When we listened to Lawrence Liang during the AsiaSource Camp in Bangalore, India about the politics of copy, I did not realize he was himself a lawyer. He is part of the Alternative Law Forum (ALF), an NGO in India that deals with a vast array of themes not normally touched by mainstream lawyers.
I know that activist lawyers are an increasing tribe in the globe, particularly in Asia. In the Philippines, for example, we have Free Legal Assistance Group (FLAG), which was established during the heyday of the Marcos regime. FLAG has gradually ‘repackaged’ itself from being associated with the human rights violations under the Marcoses to dealing with economic, social and cultural rights. FLAG has ‘mainstreamed’ itself in the human rights community of the present times.
These groups, thinking of themselves as part of the movement to change society (for the better, of course), formed in 1990 a network called Alternative Law Group (ALG). Says LRC-KSK: “From a handful of legal non-governmental organizations, the network had now grown to include twenty-four (24) progressive institutions geared towards providing alternative or developmental legal service addressing the needs of the marginalized sectors of society. These legal organizations have distinct programs for developmental, alternative, feminist or strategic and political legal interventions as a means to empower the disadvantaged.”
I have taken alternative lawyering for granted until I listened to Liang. And he broadened my perspective of what an activist lawyer can do for the society. As I said, an activist lawyer can tread a path that a regular/mainstream lawyer fears. So Liang is one of those tackling the issue of intellectual property from the perspective of the common folks. He has Filipino counterparts like Attorneys JJ Disini and Bong Dizon.
We also have what we call feminist lawyers, who are mostly employed in NGOs. But several have made a name for themselves already like Atty. Katrina Legarda.
The topic reminds me of a work colleague who has proposed a concept that is called radical lawyering. He said that it was high time that PEACE engaged in a legal and paralegal service program that thinks out of the box, embarking on non-conventional methods that work not merely for the individual clients or client communities but for society as a whole. Radical lawyering transcends the bounds of national law invoking human rights internationally recognized. Radical lawyering is a way to go in a society run practically by the elite. Gradually, the radical-lawyering proposal has hewed the program that PEACE now has. Since three years ago, we have tinkered with and gradually implemented the strategy called ‘rightful resistance’, which draws from the experience of the Philippine peasant movement and that from the Rural China.

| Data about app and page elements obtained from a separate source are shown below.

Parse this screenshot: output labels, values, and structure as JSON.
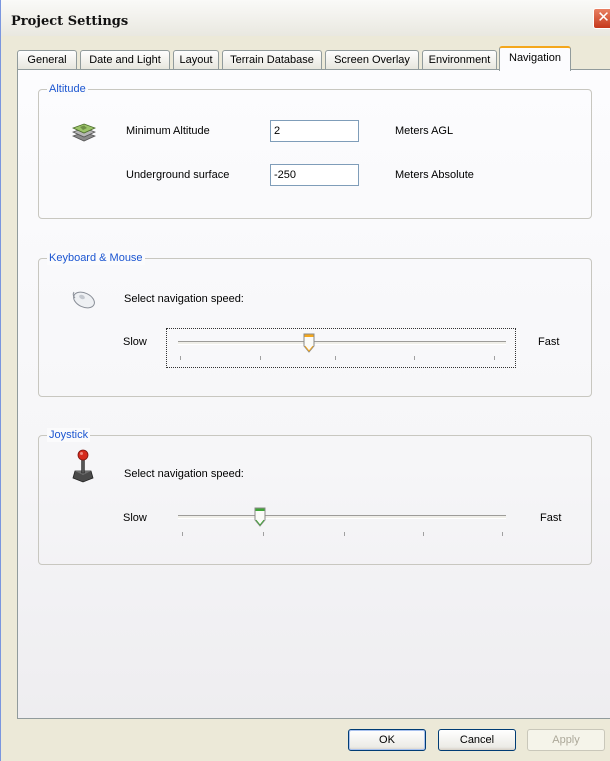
{
  "window": {
    "title": "Project Settings",
    "close_glyph": "✕"
  },
  "tabs": [
    {
      "label": "General"
    },
    {
      "label": "Date and Light"
    },
    {
      "label": "Layout"
    },
    {
      "label": "Terrain Database"
    },
    {
      "label": "Screen Overlay"
    },
    {
      "label": "Environment"
    },
    {
      "label": "Navigation",
      "active": true
    }
  ],
  "altitude": {
    "title": "Altitude",
    "icon": "terrain-layers-icon",
    "min_label": "Minimum Altitude",
    "min_value": "2",
    "min_unit": "Meters AGL",
    "under_label": "Underground surface",
    "under_value": "-250",
    "under_unit": "Meters Absolute"
  },
  "keyboard_mouse": {
    "title": "Keyboard & Mouse",
    "icon": "mouse-icon",
    "prompt": "Select navigation speed:",
    "slow_label": "Slow",
    "fast_label": "Fast",
    "speed_fraction": 0.4,
    "thumb_color": "#f4a71d"
  },
  "joystick": {
    "title": "Joystick",
    "icon": "joystick-icon",
    "prompt": "Select navigation speed:",
    "slow_label": "Slow",
    "fast_label": "Fast",
    "speed_fraction": 0.25,
    "thumb_color": "#3ea437"
  },
  "buttons": {
    "ok": "OK",
    "cancel": "Cancel",
    "apply": "Apply"
  },
  "colors": {
    "accent": "#1c56d1",
    "tab_highlight": "#f4a71d"
  }
}
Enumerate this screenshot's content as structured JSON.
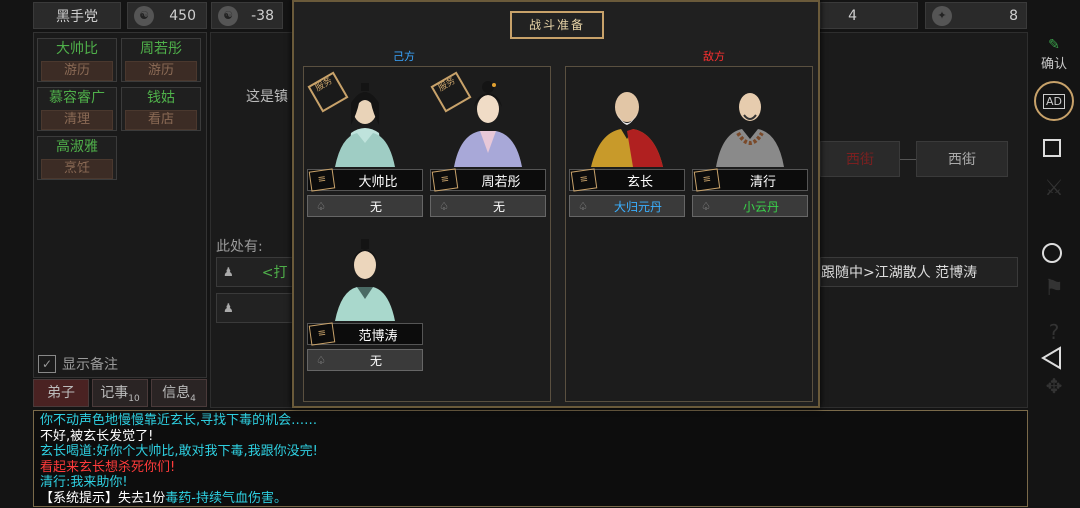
{
  "top_bar": {
    "sect_name": "黑手党",
    "stat1": "450",
    "stat2": "-38",
    "stat3": "4",
    "stat4": "8"
  },
  "roster": [
    {
      "name": "大帅比",
      "status": "游历",
      "name_color": "#4fb04a"
    },
    {
      "name": "周若彤",
      "status": "游历",
      "name_color": "#4fb04a"
    },
    {
      "name": "慕容睿广",
      "status": "清理",
      "name_color": "#4fb04a"
    },
    {
      "name": "钱姑",
      "status": "看店",
      "name_color": "#4fb04a"
    },
    {
      "name": "高淑雅",
      "status": "烹饪",
      "name_color": "#4fb04a"
    }
  ],
  "left_panel": {
    "show_notes": "显示备注",
    "tabs": [
      {
        "label": "弟子",
        "badge": ""
      },
      {
        "label": "记事",
        "badge": "10"
      },
      {
        "label": "信息",
        "badge": "4"
      }
    ]
  },
  "background_scene": {
    "location_text": "这是镇",
    "here_label": "此处有:",
    "row1_text": "<打",
    "street_east": "西街",
    "street_west": "西街",
    "follow_text": "跟随中>江湖散人 范博涛"
  },
  "modal": {
    "title": "战斗准备",
    "our_side_label": "己方",
    "enemy_side_label": "敌方",
    "our_side": [
      {
        "name": "大帅比",
        "item": "无",
        "item_color": "#ffffff",
        "badge": "服务"
      },
      {
        "name": "周若彤",
        "item": "无",
        "item_color": "#ffffff",
        "badge": "服务"
      },
      {
        "name": "范博涛",
        "item": "无",
        "item_color": "#ffffff",
        "badge": ""
      }
    ],
    "enemy_side": [
      {
        "name": "玄长",
        "item": "大归元丹",
        "item_color": "#3ab0ff"
      },
      {
        "name": "清行",
        "item": "小云丹",
        "item_color": "#39d24a"
      }
    ]
  },
  "log": [
    {
      "text": "你不动声色地慢慢靠近玄长,寻找下毒的机会……",
      "color": "#2ecfe0"
    },
    {
      "text": "不好,被玄长发觉了!",
      "color": "#ffffff"
    },
    {
      "text": "玄长喝道:好你个大帅比,敢对我下毒,我跟你没完!",
      "color": "#2ecfe0"
    },
    {
      "text": "看起来玄长想杀死你们!",
      "color": "#ff3b3b"
    },
    {
      "text": "清行:我来助你!",
      "color": "#2ecfe0"
    }
  ],
  "log_last": {
    "prefix": "【系统提示】失去1份",
    "item": "毒药",
    "suffix": "-持续气血伤害。",
    "item_color": "#2ecfe0"
  },
  "right_side": {
    "confirm_label": "确认",
    "ad_label": "AD"
  }
}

Lastly, I am pleased to share with you a link that discusses the concept of activist lawyering: http://scottneigh.blogspot.com/2006/05/random-thoughts-on-activist-lawyering.html